From the Catwalk, near Glenwood, NM.
This year I was delighted to pick up a strong signal near Glenwood, NM. I pulled over to scan the horizon for a new tower. The only one visible was on a tall mountain three miles west of Glenwood. The tower wasn't new; previously it offered signals for the forest service or microwave repeaters or something other than Verizon. But after driving into holes and coming out, and watching the bars on the cellphone, that is where the signal must have been coming from.

This was almost too good to be true. There is no better cell tower than one that is on a tall mountain, with a huge viewscape of a general area.

Old house with mountain stream in front, in the semi-ghost-town of Mogollon, NM

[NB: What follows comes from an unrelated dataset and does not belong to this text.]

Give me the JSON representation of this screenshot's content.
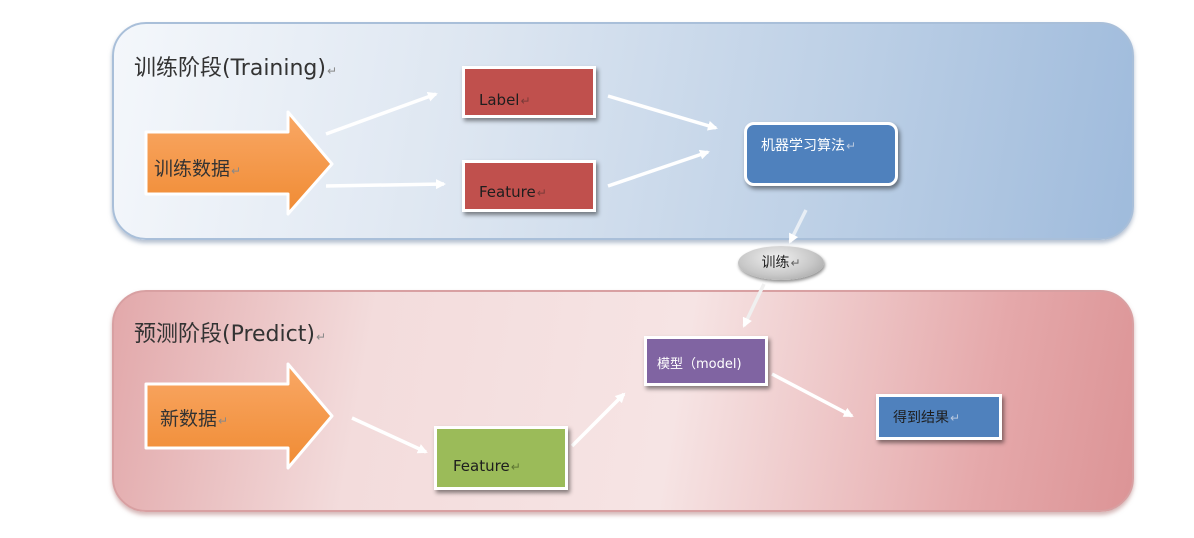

I felt like celebrating, so I actually went to a small cafe and ordered a complete meal, with dessert. (I only do that about four times a year.) I made quite a nuisance of myself interrogating locals about the location of the tower, when they got it, etc. It is usually a mistake for a traveler to ask informational questions of any kind. It is astonishing how ignorant most people are of just about everything, except the daily drudgery of their jobs, the drive to work, and what TV programs are on tonight. Even worse is how little people care about where the necessities of life come from, and how they are created.

The waitress said that the forest service had been blocking Verizon from adding the new service for years, because of "signal interference." I suspect the real reason issue was cost-sharing on that mountain: road maintenance, electricity, backup generators, etc.

The result of forest mismanagement in the Gila National Forest, last year.

One of the charms of the Glenwood area is how old-fashioned and under-populated it is. There are few places like that left in the West. Most of the dispersed camping is 5000 to 7000 feet in altitude, so the area is best during the shoulder seasons. 

If you visit this area, you'd better not expect a cutesie-quaintsie tourist town, full of coffee shops and art galleries. And you'd better stock up the pantry before showing up. There are few groceries available, and no automobile repair shops -- not even a place to fix a flat tire. You'll have to be towed 70 miles to Silver City. But there are a couple restaurants and gas stations, and a surprisingly good public library that is generous to visitors.


Anonymous said…
That's very good news, Boonie. Thanks for letting us know.

Verizon's stated goal is to convert their entire system to LTE by the end of this year, so that tower is probably high-speed. Wouldn't make sense for them to have to upgrade a new installation within the same year. Unless they're short on parts and using an old unit temporarily.
Now now, Ted, don't get greedy for 4G in Glenwood NM! I was celebrating having any "G" in that area. Last year I had a car breakdown with no way to call my towing service.

I won't vouch for the speed of the new Verizon service in Glenwood since I only have a 3G mi-fi.

But 4G is still of interest to non-video people in the sense that it uses low frequency (800 MHz) carrier bands, and these travel further than higher frequency bands.